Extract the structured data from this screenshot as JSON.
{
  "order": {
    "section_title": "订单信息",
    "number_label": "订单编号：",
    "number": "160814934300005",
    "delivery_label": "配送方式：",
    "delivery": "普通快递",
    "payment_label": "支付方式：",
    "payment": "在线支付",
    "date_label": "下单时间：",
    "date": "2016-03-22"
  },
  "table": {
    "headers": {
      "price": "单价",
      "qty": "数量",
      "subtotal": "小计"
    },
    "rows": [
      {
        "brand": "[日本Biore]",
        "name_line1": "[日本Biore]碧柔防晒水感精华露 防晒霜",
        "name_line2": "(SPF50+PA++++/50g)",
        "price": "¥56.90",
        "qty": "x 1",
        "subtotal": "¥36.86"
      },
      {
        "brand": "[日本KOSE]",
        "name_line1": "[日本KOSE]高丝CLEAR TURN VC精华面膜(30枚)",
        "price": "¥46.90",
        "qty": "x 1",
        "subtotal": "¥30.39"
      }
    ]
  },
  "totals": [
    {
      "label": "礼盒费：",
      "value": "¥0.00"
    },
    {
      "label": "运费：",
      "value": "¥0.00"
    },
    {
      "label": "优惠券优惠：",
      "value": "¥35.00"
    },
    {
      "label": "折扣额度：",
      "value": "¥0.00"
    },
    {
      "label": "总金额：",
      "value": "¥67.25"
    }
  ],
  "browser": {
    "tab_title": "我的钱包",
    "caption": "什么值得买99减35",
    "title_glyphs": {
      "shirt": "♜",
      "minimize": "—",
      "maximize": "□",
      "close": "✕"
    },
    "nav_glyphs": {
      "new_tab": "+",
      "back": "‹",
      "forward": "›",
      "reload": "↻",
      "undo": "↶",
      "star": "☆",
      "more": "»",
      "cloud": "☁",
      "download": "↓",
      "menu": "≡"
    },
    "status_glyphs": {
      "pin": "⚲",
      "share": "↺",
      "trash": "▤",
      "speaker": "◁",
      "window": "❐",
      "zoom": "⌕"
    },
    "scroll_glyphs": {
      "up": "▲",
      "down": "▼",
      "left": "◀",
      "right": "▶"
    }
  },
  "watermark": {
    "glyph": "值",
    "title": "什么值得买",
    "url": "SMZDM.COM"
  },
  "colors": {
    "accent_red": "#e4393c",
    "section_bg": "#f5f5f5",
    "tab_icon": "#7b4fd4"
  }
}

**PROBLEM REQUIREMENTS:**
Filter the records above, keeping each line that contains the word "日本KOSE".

**TASK RESULT:**
        "brand": "[日本KOSE]",
        "name_line1": "[日本KOSE]高丝CLEAR TURN VC精华面膜(30枚)",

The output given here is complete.